Excerpts from an interface dataset:
+===+

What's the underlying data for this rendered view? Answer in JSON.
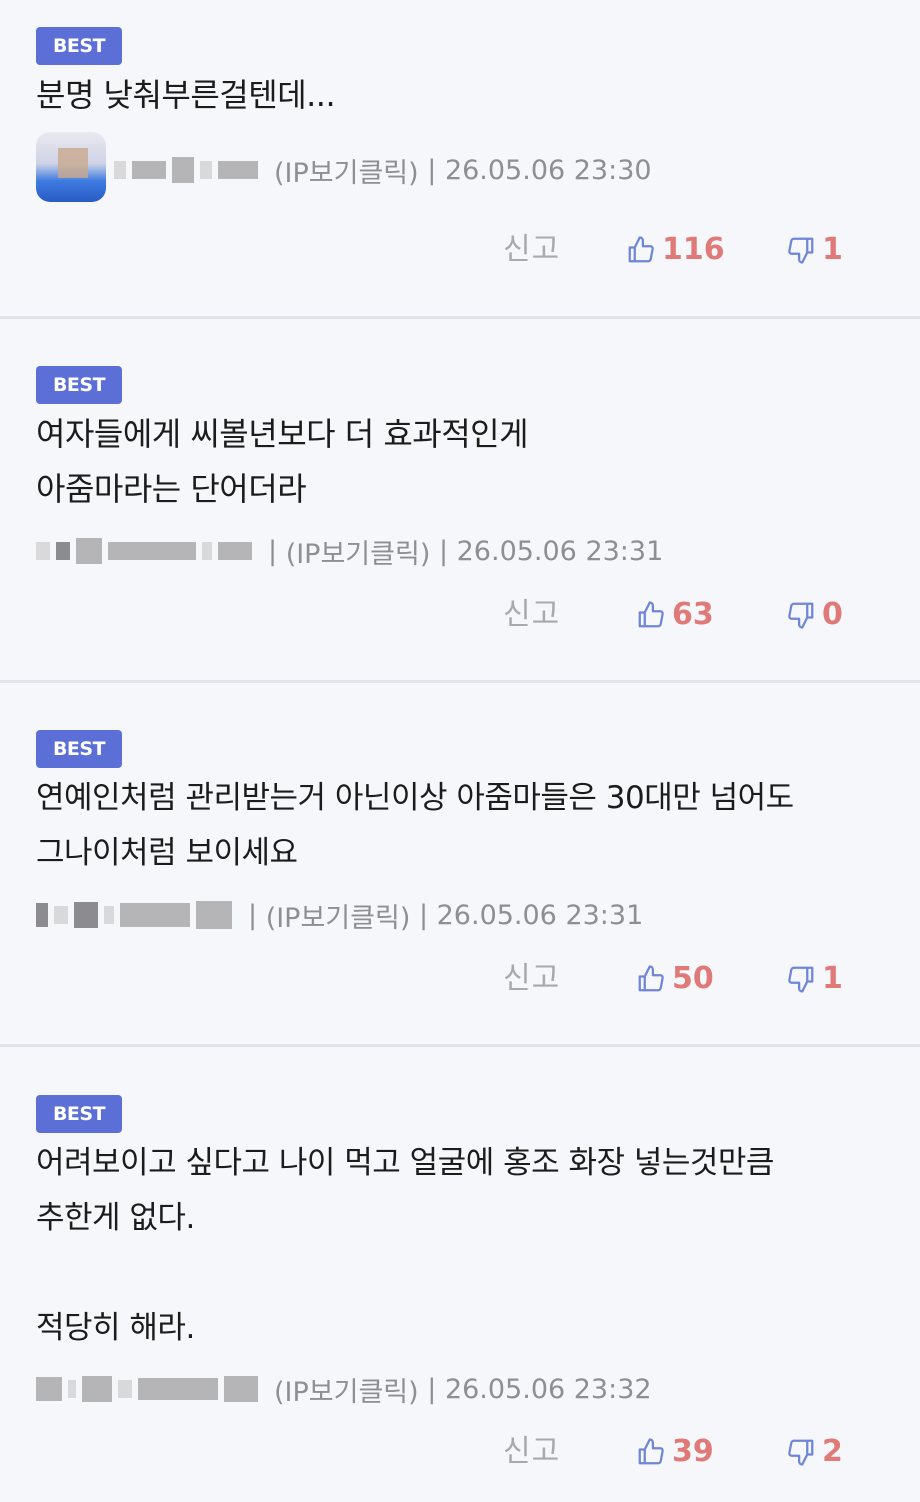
{
  "comments": [
    {
      "badge": "BEST",
      "text": "분명 낮춰부른걸텐데...",
      "ip": "(IP보기클릭)",
      "date": "26.05.06 23:30",
      "report": "신고",
      "likes": "116",
      "dislikes": "1"
    },
    {
      "badge": "BEST",
      "text": "여자들에게 씨볼년보다 더 효과적인게\n아줌마라는 단어더라",
      "ip": "(IP보기클릭)",
      "date": "26.05.06 23:31",
      "report": "신고",
      "likes": "63",
      "dislikes": "0"
    },
    {
      "badge": "BEST",
      "text": "연예인처럼 관리받는거 아닌이상 아줌마들은 30대만 넘어도\n그나이처럼 보이세요",
      "ip": "(IP보기클릭)",
      "date": "26.05.06 23:31",
      "report": "신고",
      "likes": "50",
      "dislikes": "1"
    },
    {
      "badge": "BEST",
      "text": "어려보이고 싶다고 나이 먹고 얼굴에 홍조 화장 넣는것만큼\n추한게 없다.\n\n적당히 해라.",
      "ip": "(IP보기클릭)",
      "date": "26.05.06 23:32",
      "report": "신고",
      "likes": "39",
      "dislikes": "2"
    }
  ],
  "colors": {
    "badge": "#5b6fd6",
    "vote_count": "#e07a78",
    "thumb_icon": "#6f86d8",
    "divider": "#e3e4ea"
  },
  "icons": [
    "thumbs-up-icon",
    "thumbs-down-icon"
  ]
}
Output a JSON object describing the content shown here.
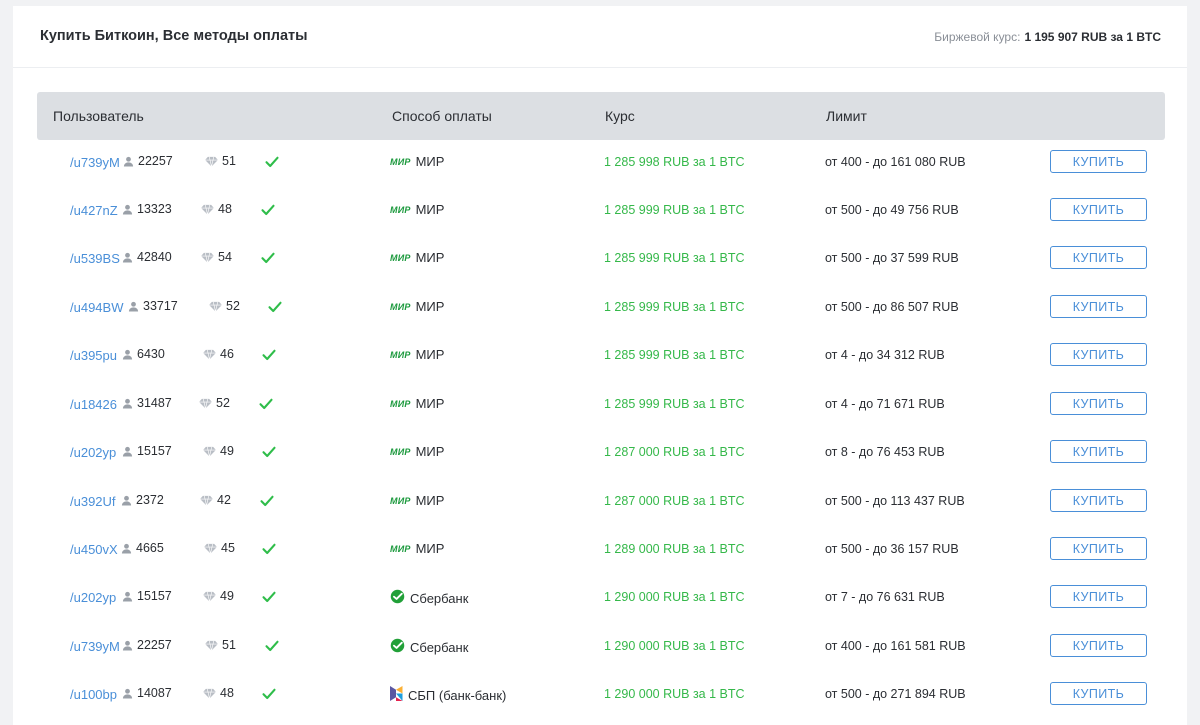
{
  "header": {
    "title": "Купить Биткоин, Все методы оплаты",
    "exchange_label": "Биржевой курс:",
    "exchange_value": "1 195 907 RUB за 1 BTC"
  },
  "columns": [
    "Пользователь",
    "Способ оплаты",
    "Курс",
    "Лимит"
  ],
  "buy_label": "КУПИТЬ",
  "colors": {
    "link": "#4a8fd8",
    "rate": "#35b84a",
    "check": "#2fbd4a",
    "header_bg": "#dcdfe3"
  },
  "offers": [
    {
      "user": "/u739yM",
      "deals": "22257",
      "rating": "51",
      "payment": "МИР",
      "payment_icon": "mir-logo",
      "rate": "1 285 998 RUB за 1 BTC",
      "limit": "от 400 - до 161 080 RUB"
    },
    {
      "user": "/u427nZ",
      "deals": "13323",
      "rating": "48",
      "payment": "МИР",
      "payment_icon": "mir-logo",
      "rate": "1 285 999 RUB за 1 BTC",
      "limit": "от 500 - до 49 756 RUB"
    },
    {
      "user": "/u539BS",
      "deals": "42840",
      "rating": "54",
      "payment": "МИР",
      "payment_icon": "mir-logo",
      "rate": "1 285 999 RUB за 1 BTC",
      "limit": "от 500 - до 37 599 RUB"
    },
    {
      "user": "/u494BW",
      "deals": "33717",
      "rating": "52",
      "payment": "МИР",
      "payment_icon": "mir-logo",
      "rate": "1 285 999 RUB за 1 BTC",
      "limit": "от 500 - до 86 507 RUB"
    },
    {
      "user": "/u395pu",
      "deals": "6430",
      "rating": "46",
      "payment": "МИР",
      "payment_icon": "mir-logo",
      "rate": "1 285 999 RUB за 1 BTC",
      "limit": "от 4 - до 34 312 RUB"
    },
    {
      "user": "/u18426",
      "deals": "31487",
      "rating": "52",
      "payment": "МИР",
      "payment_icon": "mir-logo",
      "rate": "1 285 999 RUB за 1 BTC",
      "limit": "от 4 - до 71 671 RUB"
    },
    {
      "user": "/u202yp",
      "deals": "15157",
      "rating": "49",
      "payment": "МИР",
      "payment_icon": "mir-logo",
      "rate": "1 287 000 RUB за 1 BTC",
      "limit": "от 8 - до 76 453 RUB"
    },
    {
      "user": "/u392Uf",
      "deals": "2372",
      "rating": "42",
      "payment": "МИР",
      "payment_icon": "mir-logo",
      "rate": "1 287 000 RUB за 1 BTC",
      "limit": "от 500 - до 113 437 RUB"
    },
    {
      "user": "/u450vX",
      "deals": "4665",
      "rating": "45",
      "payment": "МИР",
      "payment_icon": "mir-logo",
      "rate": "1 289 000 RUB за 1 BTC",
      "limit": "от 500 - до 36 157 RUB"
    },
    {
      "user": "/u202yp",
      "deals": "15157",
      "rating": "49",
      "payment": "Сбербанк",
      "payment_icon": "sberbank-icon",
      "rate": "1 290 000 RUB за 1 BTC",
      "limit": "от 7 - до 76 631 RUB"
    },
    {
      "user": "/u739yM",
      "deals": "22257",
      "rating": "51",
      "payment": "Сбербанк",
      "payment_icon": "sberbank-icon",
      "rate": "1 290 000 RUB за 1 BTC",
      "limit": "от 400 - до 161 581 RUB"
    },
    {
      "user": "/u100bp",
      "deals": "14087",
      "rating": "48",
      "payment": "СБП (банк-банк)",
      "payment_icon": "sbp-icon",
      "rate": "1 290 000 RUB за 1 BTC",
      "limit": "от 500 - до 271 894 RUB"
    }
  ]
}
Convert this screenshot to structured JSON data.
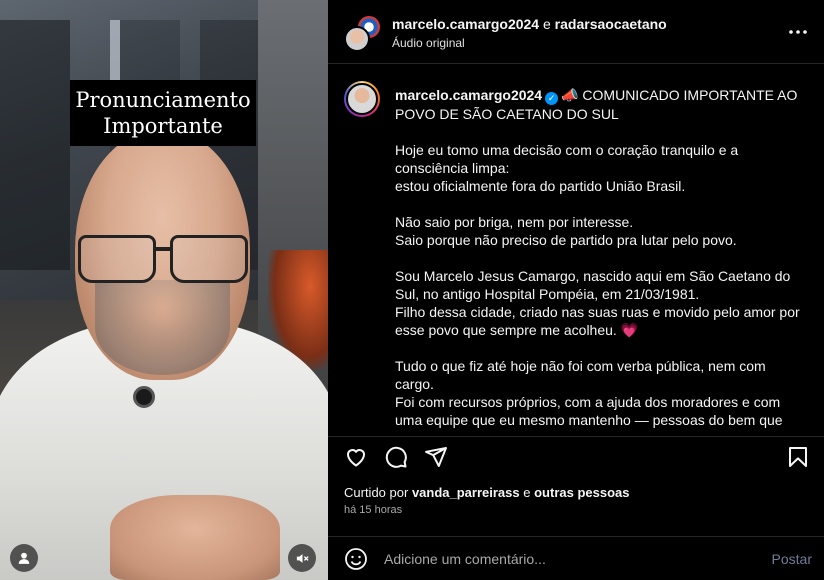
{
  "video": {
    "caption_line1": "Pronunciamento",
    "caption_line2": "Importante",
    "user_icon": "user-icon",
    "mute_icon": "speaker-muted-icon"
  },
  "header": {
    "user1": "marcelo.camargo2024",
    "conjunction": "e",
    "user2": "radarsaocaetano",
    "audio": "Áudio original",
    "more_icon": "more-horizontal-icon"
  },
  "post": {
    "username": "marcelo.camargo2024",
    "headline": "COMUNICADO IMPORTANTE AO POVO DE SÃO CAETANO DO SUL",
    "headline_emoji": "📣",
    "paragraphs": [
      [
        "Hoje eu tomo uma decisão com o coração tranquilo e a consciência limpa:",
        "estou oficialmente fora do partido União Brasil."
      ],
      [
        "Não saio por briga, nem por interesse.",
        "Saio porque não preciso de partido pra lutar pelo povo."
      ],
      [
        "Sou Marcelo Jesus Camargo, nascido aqui em São Caetano do Sul, no antigo Hospital Pompéia, em 21/03/1981.",
        "Filho dessa cidade, criado nas suas ruas e movido pelo amor por esse povo que sempre me acolheu. 💗"
      ],
      [
        "Tudo o que fiz até hoje não foi com verba pública, nem com cargo.",
        "Foi com recursos próprios, com a ajuda dos moradores e com uma equipe que eu mesmo mantenho — pessoas do bem que"
      ]
    ]
  },
  "actions": {
    "like_icon": "heart-icon",
    "comment_icon": "comment-icon",
    "share_icon": "send-icon",
    "save_icon": "bookmark-icon"
  },
  "likes": {
    "prefix": "Curtido por",
    "user": "vanda_parreirass",
    "middle": "e",
    "others": "outras pessoas"
  },
  "time": "há 15 horas",
  "comment": {
    "placeholder": "Adicione um comentário...",
    "post_label": "Postar",
    "emoji_icon": "emoji-icon"
  },
  "colors": {
    "background": "#000000",
    "text": "#f5f5f5",
    "muted": "#a8a8a8",
    "verified": "#0095f6",
    "post_button": "#6f7d99"
  }
}
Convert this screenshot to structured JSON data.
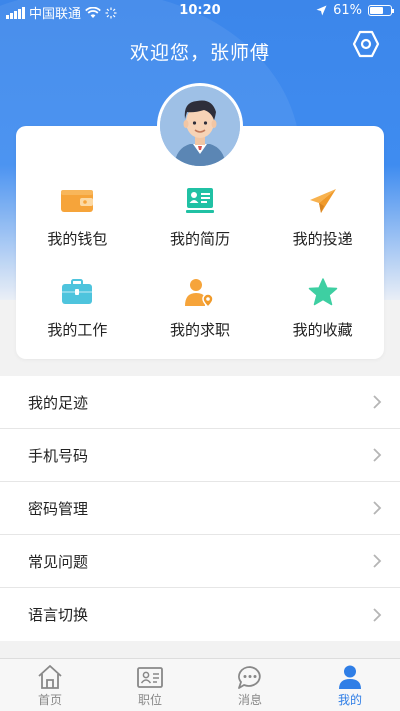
{
  "status_bar": {
    "carrier": "中国联通",
    "time": "10:20",
    "battery": "61%"
  },
  "header": {
    "welcome": "欢迎您，张师傅",
    "settings_icon": "settings-hexagon-icon"
  },
  "colors": {
    "primary": "#3c86ea",
    "wallet": "#f6a43a",
    "resume": "#20c1a4",
    "send": "#f6a43a",
    "work": "#4ec4dd",
    "search": "#f6a43a",
    "favorite": "#3ecfa2",
    "tab_active": "#2f7ee6",
    "tab_inactive": "#888888"
  },
  "grid": [
    {
      "label": "我的钱包",
      "icon": "wallet-icon"
    },
    {
      "label": "我的简历",
      "icon": "resume-icon"
    },
    {
      "label": "我的投递",
      "icon": "paper-plane-icon"
    },
    {
      "label": "我的工作",
      "icon": "briefcase-icon"
    },
    {
      "label": "我的求职",
      "icon": "person-location-icon"
    },
    {
      "label": "我的收藏",
      "icon": "star-icon"
    }
  ],
  "list": [
    {
      "label": "我的足迹"
    },
    {
      "label": "手机号码"
    },
    {
      "label": "密码管理"
    },
    {
      "label": "常见问题"
    },
    {
      "label": "语言切换"
    }
  ],
  "tabs": [
    {
      "label": "首页",
      "icon": "home-icon",
      "active": false
    },
    {
      "label": "职位",
      "icon": "id-card-icon",
      "active": false
    },
    {
      "label": "消息",
      "icon": "chat-bubble-icon",
      "active": false
    },
    {
      "label": "我的",
      "icon": "person-icon",
      "active": true
    }
  ]
}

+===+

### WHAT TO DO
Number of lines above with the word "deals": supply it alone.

### RESPONSE BELOW
12